How we conduct discovery at All Front: Step-by-Step

Step 1: Idea Exploration

At All Front, we kick off discovery by talking to the client about their problem and business model. We also go through any materials the client might have such as basic sketches, diagrams or documentation. If we’re starting from scratch, we will hold workshops to understand the client’s vision.

Step 2: Market Research

Once we have a full understanding of the requirements, we will study the competition, market trends and industry standards. This will help us uncover unique opportunities and key differentiators. We will also gain a better understanding of your target audience.

Step 3: Ideation & Experimentation

During this step, we start shaping the idea into an actionable project. We will create the first design concepts using low-fidelity wireframes. These wireframes visualise the general structure, layout, features, and flow.

We will also create scenarios and use cases. We go through them with the client for feedback and improvement. As we gain a deeper understanding of what works and what doesn’t we iterate and improve the design.

Step 4: Optimising

After the client reviews and approves the final wireframes, we will create the remaining screens. Then, we polish the design by adding cosmetic touches like colour palettes, fonts, and branding.

We provide a few UI and design options for the client to choose from before implementing the final version.

Step 5: Product Roadmap

We map out the project plan, which we organise and split into actionable tasks. This will provide a clear roadmap for any development team to start working on implementing the product.

Our goal is to turn your business idea into a working digital product. We'll provide you with everything you need to start building it, even if we don't continue working together after the discovery phase.

Discovery Phase Checklist

Outline project goals

  • What problem are you trying to solve?
  • Who are your target customers?
  • What is the business model?

Research the market

  • What are other similar solutions on the market?
  • What are their strengths and weaknesses?
  • How is your product different? What is the unique value proposition?

Create personas and use cases

  • Develop fictional characters that represent your users
  • Define their characteristics, goals, motivations, pains
  • Put your personas in different scenarios: How would different users respond and act in response to a given context and features?

Define technical requirements

  • Collaborate with developers to choose the most suitable tech stack and integrations
  • Identify technical constraints and opportunities

Estimate deadlines and budget

  • Break down the development process into smaller tasks and estimate the time needed for each
  • Consider the availability and skills of your team or external resources

Develop the design concept

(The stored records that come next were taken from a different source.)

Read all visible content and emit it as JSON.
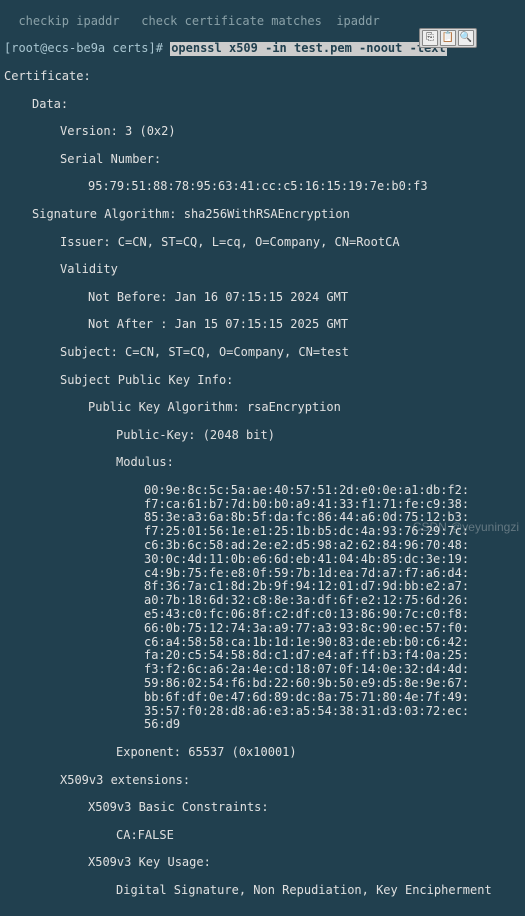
{
  "top_faded": "  checkip ipaddr   check certificate matches  ipaddr",
  "prompt": "[root@ecs-be9a certs]#",
  "command": "openssl x509 -in test.pem -noout -text",
  "cert": {
    "line_cert": "Certificate:",
    "line_data": "Data:",
    "version": "Version: 3 (0x2)",
    "serial_lbl": "Serial Number:",
    "serial_val": "95:79:51:88:78:95:63:41:cc:c5:16:15:19:7e:b0:f3",
    "sig_algo": "Signature Algorithm: sha256WithRSAEncryption",
    "issuer": "Issuer: C=CN, ST=CQ, L=cq, O=Company, CN=RootCA",
    "validity": "Validity",
    "not_before": "Not Before: Jan 16 07:15:15 2024 GMT",
    "not_after": "Not After : Jan 15 07:15:15 2025 GMT",
    "subject": "Subject: C=CN, ST=CQ, O=Company, CN=test",
    "spki": "Subject Public Key Info:",
    "pkalgo": "Public Key Algorithm: rsaEncryption",
    "pubkey": "Public-Key: (2048 bit)",
    "mod_lbl": "Modulus:",
    "mod": [
      "00:9e:8c:5c:5a:ae:40:57:51:2d:e0:0e:a1:db:f2:",
      "f7:ca:61:b7:7d:b0:b0:a9:41:33:f1:71:fe:c9:38:",
      "85:3e:a3:6a:8b:5f:da:fc:86:44:a6:0d:75:12:b3:",
      "f7:25:01:56:1e:e1:25:1b:b5:dc:4a:93:76:29:7c:",
      "c6:3b:6c:58:ad:2e:e2:d5:98:a2:62:84:96:70:48:",
      "30:0c:4d:11:0b:e6:6d:eb:41:04:4b:85:dc:3e:19:",
      "c4:9b:75:fe:e8:0f:59:7b:1d:ea:7d:a7:f7:a6:d4:",
      "8f:36:7a:c1:8d:2b:9f:94:12:01:d7:9d:bb:e2:a7:",
      "a0:7b:18:6d:32:c8:8e:3a:df:6f:e2:12:75:6d:26:",
      "e5:43:c0:fc:06:8f:c2:df:c0:13:86:90:7c:c0:f8:",
      "66:0b:75:12:74:3a:a9:77:a3:93:8c:90:ec:57:f0:",
      "c6:a4:58:58:ca:1b:1d:1e:90:83:de:eb:b0:c6:42:",
      "fa:20:c5:54:58:8d:c1:d7:e4:af:ff:b3:f4:0a:25:",
      "f3:f2:6c:a6:2a:4e:cd:18:07:0f:14:0e:32:d4:4d:",
      "59:86:02:54:f6:bd:22:60:9b:50:e9:d5:8e:9e:67:",
      "bb:6f:df:0e:47:6d:89:dc:8a:75:71:80:4e:7f:49:",
      "35:57:f0:28:d8:a6:e3:a5:54:38:31:d3:03:72:ec:",
      "56:d9"
    ],
    "exponent": "Exponent: 65537 (0x10001)",
    "ext_lbl": "X509v3 extensions:",
    "bc_lbl": "X509v3 Basic Constraints:",
    "bc_val": "CA:FALSE",
    "ku_lbl": "X509v3 Key Usage:",
    "ku_val": "Digital Signature, Non Repudiation, Key Encipherment"
  },
  "watermark": "CSDN @yeyuningzi",
  "icons": {
    "copy": "⎘",
    "paste": "📋",
    "search": "🔍"
  }
}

  • Create rough sketches or low-fidelity wireframes of your product's key screens and features
  • Use a prototyping tool or even just pen and paper to visualise user flows and interactions
  • Share these with stakeholders, gather feedback and improve the designs

On a final note

Software projects without a strong foundation are more likely to face problems later down the road. By conducting a discovery phase, you can mitigate some of these risks and prevent costly mistakes.

But it doesn’t have to be a complicated process. Here at All Front, we’ve set up a straightforward and effective process for conducting a project discovery phase. We will address your business needs and help you build a user-centric product.

Got an idea brewing? We'd love to hear it. Let's chat!


Project Management
David Stellini

22nd June 2023